(Records drawn from a dataset)
===============
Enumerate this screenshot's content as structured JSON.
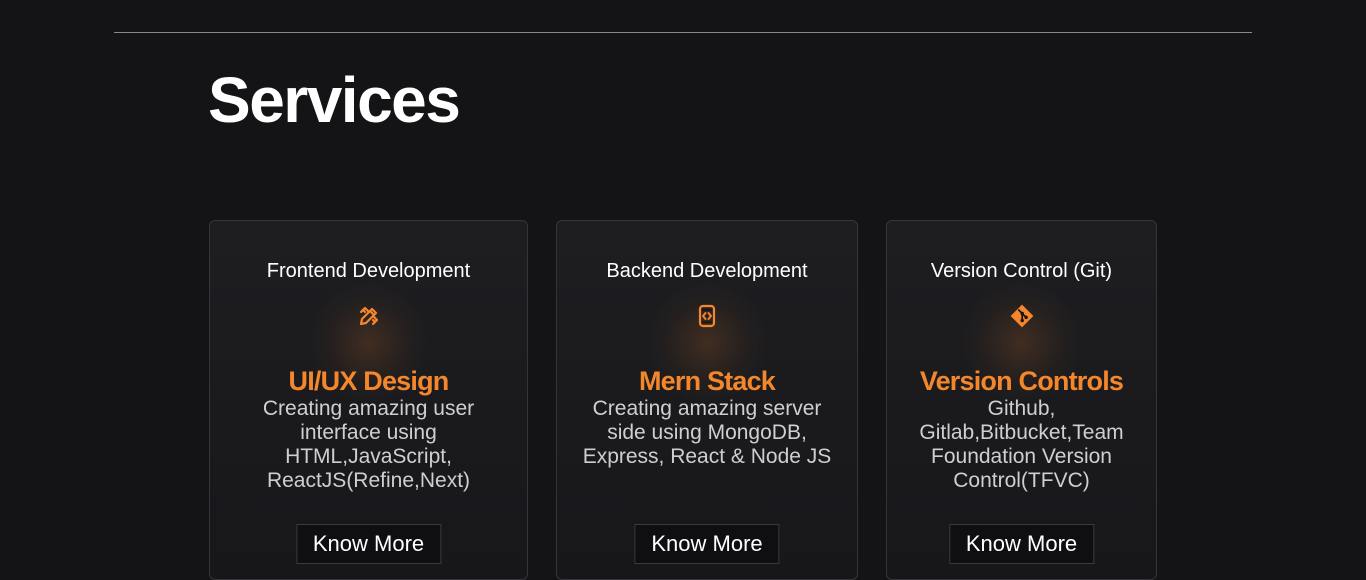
{
  "page": {
    "title": "Services"
  },
  "services": [
    {
      "heading": "Frontend Development",
      "icon": "pencil-ruler-icon",
      "subtitle": "UI/UX Design",
      "description": "Creating amazing user interface using HTML,JavaScript, ReactJS(Refine,Next)",
      "button_label": "Know More"
    },
    {
      "heading": "Backend Development",
      "icon": "code-device-icon",
      "subtitle": "Mern Stack",
      "description": "Creating amazing server side using MongoDB, Express, React & Node JS",
      "button_label": "Know More"
    },
    {
      "heading": "Version Control (Git)",
      "icon": "git-icon",
      "subtitle": "Version Controls",
      "description": "Github, Gitlab,Bitbucket,Team Foundation Version Control(TFVC)",
      "button_label": "Know More"
    }
  ],
  "colors": {
    "background": "#141416",
    "accent": "#f4862c",
    "text": "#ffffff",
    "muted_text": "#cfcfd2"
  }
}
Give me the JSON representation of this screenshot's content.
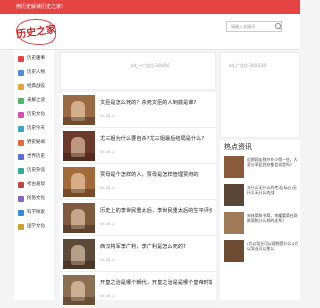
{
  "topbar": {
    "text": "用历史解读历史之家!"
  },
  "header": {
    "logo_text": "历史之家",
    "search_placeholder": "请输入关键词"
  },
  "ads": {
    "top_label": "ad_一广告位-300/50",
    "right_label": "ad_广告位-300/120"
  },
  "nav": [
    {
      "label": "历史趣事",
      "color": "#e64343"
    },
    {
      "label": "历史人物",
      "color": "#4a8fdb"
    },
    {
      "label": "经典战役",
      "color": "#e7a33e"
    },
    {
      "label": "未解之谜",
      "color": "#4bb36a"
    },
    {
      "label": "历史文化",
      "color": "#d64eb0"
    },
    {
      "label": "历史今天",
      "color": "#3aa6c8"
    },
    {
      "label": "野史秘闻",
      "color": "#e5673e"
    },
    {
      "label": "世界历史",
      "color": "#5b6fd6"
    },
    {
      "label": "历史杂谈",
      "color": "#32a89a"
    },
    {
      "label": "考古发现",
      "color": "#c24444"
    },
    {
      "label": "民俗文化",
      "color": "#8a63c9"
    },
    {
      "label": "科学探索",
      "color": "#2f8ed0"
    },
    {
      "label": "国学文化",
      "color": "#d0a02f"
    }
  ],
  "articles": [
    {
      "title": "文臣是怎么死的？杀死文臣的人到底是谁?",
      "meta": "05-26  ◎"
    },
    {
      "title": "尤三姐为什么要自杀?尤三姐最后结局是什么?",
      "meta": "05-26  ◎"
    },
    {
      "title": "贾母是个怎样的人，贾母是怎样管理贾府的",
      "meta": "05-26  ◎"
    },
    {
      "title": "历史上的李世民重太后，李世民重太后的生平评价",
      "meta": "05-26  ◎"
    },
    {
      "title": "西汉将军李广利，李广利是怎么死的?",
      "meta": "05-26  ◎"
    },
    {
      "title": "开皇之治是哪个朝代，开皇之治是是哪个皇帝时期",
      "meta": "05-26  ◎"
    }
  ],
  "hot": {
    "title": "热点资讯",
    "items": [
      {
        "text": "近期网友称外乡少得一些，大家分享此到处都会说是吗?"
      },
      {
        "text": "光什么无什么的考试(标心)无什么无什么的战"
      },
      {
        "text": "宋林简陈书简，李耀看简在网陈简陈什么样的关系?"
      },
      {
        "text": "(方以驾业可以理想是什么)(方以驾业可以那么"
      }
    ]
  }
}
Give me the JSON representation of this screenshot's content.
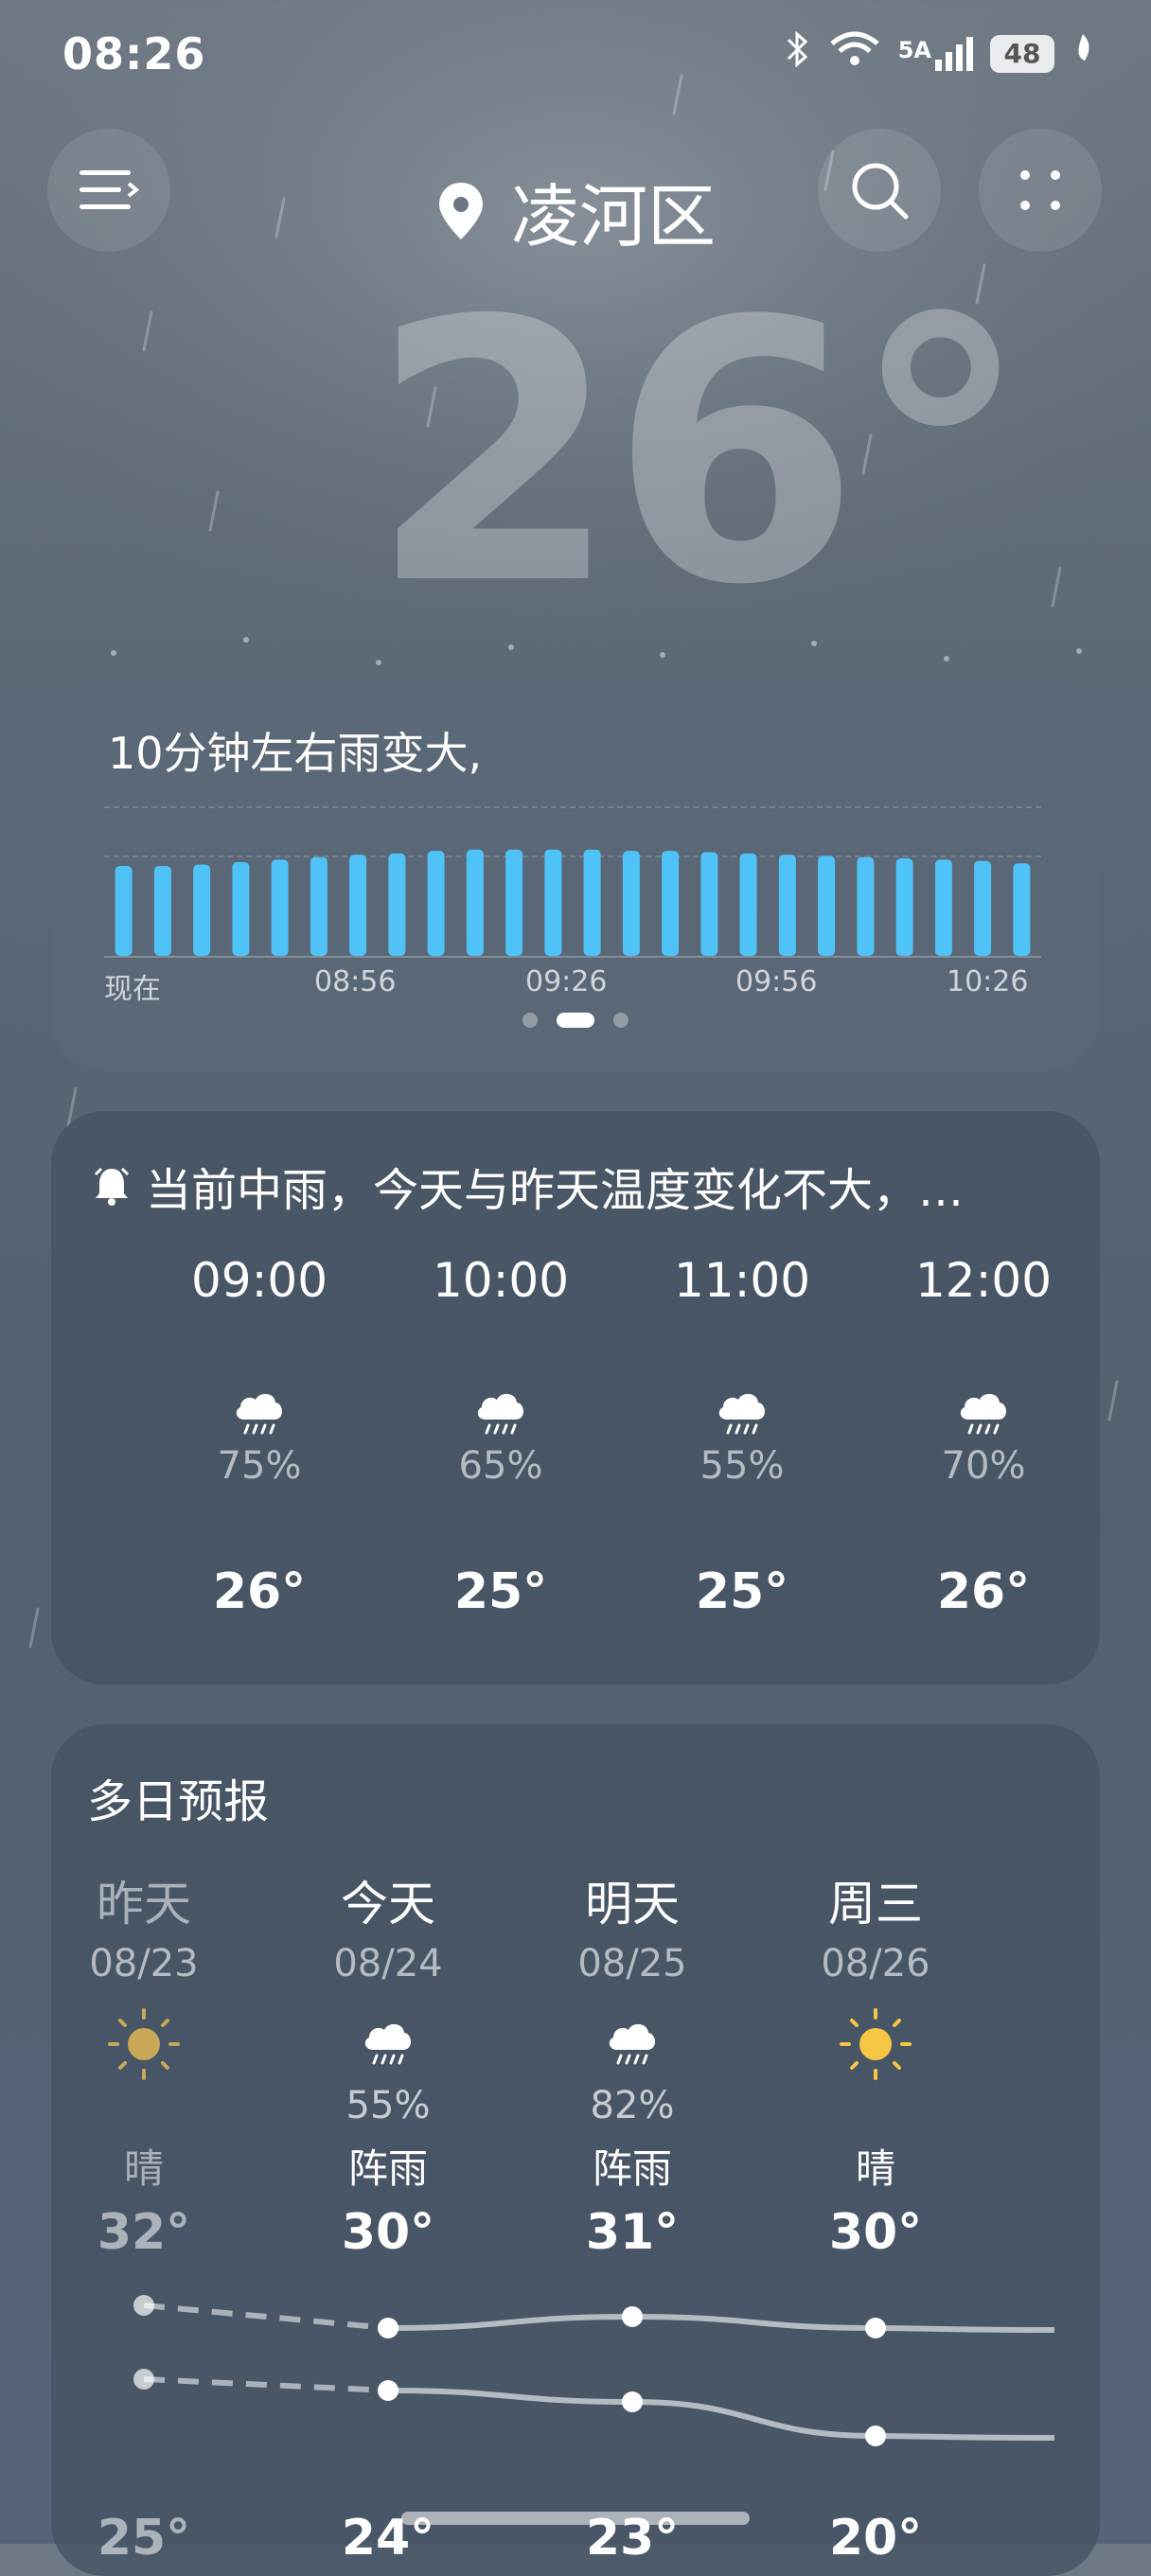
{
  "status_bar": {
    "time": "08:26",
    "network": "5A",
    "battery": "48"
  },
  "header": {
    "location": "凌河区"
  },
  "current": {
    "temperature": "26°"
  },
  "precip_card": {
    "message": "10分钟左右雨变大,",
    "bar_levels": [
      0.72,
      0.72,
      0.73,
      0.75,
      0.77,
      0.79,
      0.81,
      0.82,
      0.84,
      0.85,
      0.85,
      0.85,
      0.85,
      0.84,
      0.84,
      0.83,
      0.82,
      0.81,
      0.8,
      0.79,
      0.78,
      0.77,
      0.76,
      0.74
    ],
    "axis_labels": [
      "现在",
      "08:56",
      "09:26",
      "09:56",
      "10:26"
    ],
    "page_index": 1,
    "page_count": 3
  },
  "hourly_card": {
    "summary": "当前中雨，今天与昨天温度变化不大，…",
    "hours": [
      {
        "time": "09:00",
        "icon": "rain-cloud-icon",
        "precip": "75%",
        "temp": "26°"
      },
      {
        "time": "10:00",
        "icon": "rain-cloud-icon",
        "precip": "65%",
        "temp": "25°"
      },
      {
        "time": "11:00",
        "icon": "rain-cloud-icon",
        "precip": "55%",
        "temp": "25°"
      },
      {
        "time": "12:00",
        "icon": "rain-cloud-icon",
        "precip": "70%",
        "temp": "26°"
      }
    ]
  },
  "daily_card": {
    "title": "多日预报",
    "days": [
      {
        "name": "昨天",
        "date": "08/23",
        "icon": "sun-icon",
        "precip": "",
        "condition": "晴",
        "high": "32°",
        "low": "25°",
        "high_value": 32,
        "low_value": 25,
        "past": true
      },
      {
        "name": "今天",
        "date": "08/24",
        "icon": "rain-cloud-icon",
        "precip": "55%",
        "condition": "阵雨",
        "high": "30°",
        "low": "24°",
        "high_value": 30,
        "low_value": 24,
        "past": false
      },
      {
        "name": "明天",
        "date": "08/25",
        "icon": "rain-cloud-icon",
        "precip": "82%",
        "condition": "阵雨",
        "high": "31°",
        "low": "23°",
        "high_value": 31,
        "low_value": 23,
        "past": false
      },
      {
        "name": "周三",
        "date": "08/26",
        "icon": "sun-icon",
        "precip": "",
        "condition": "晴",
        "high": "30°",
        "low": "20°",
        "high_value": 30,
        "low_value": 20,
        "past": false
      }
    ]
  },
  "colors": {
    "bar": "#4fc3f7",
    "sun_past": "#c9a85a",
    "sun": "#f6c744"
  }
}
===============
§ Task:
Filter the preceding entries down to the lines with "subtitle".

§ Answer for this exercise:
      "subtitle": "UI/UX Design",
      "subtitle": "Mern Stack",
      "subtitle": "Version Controls",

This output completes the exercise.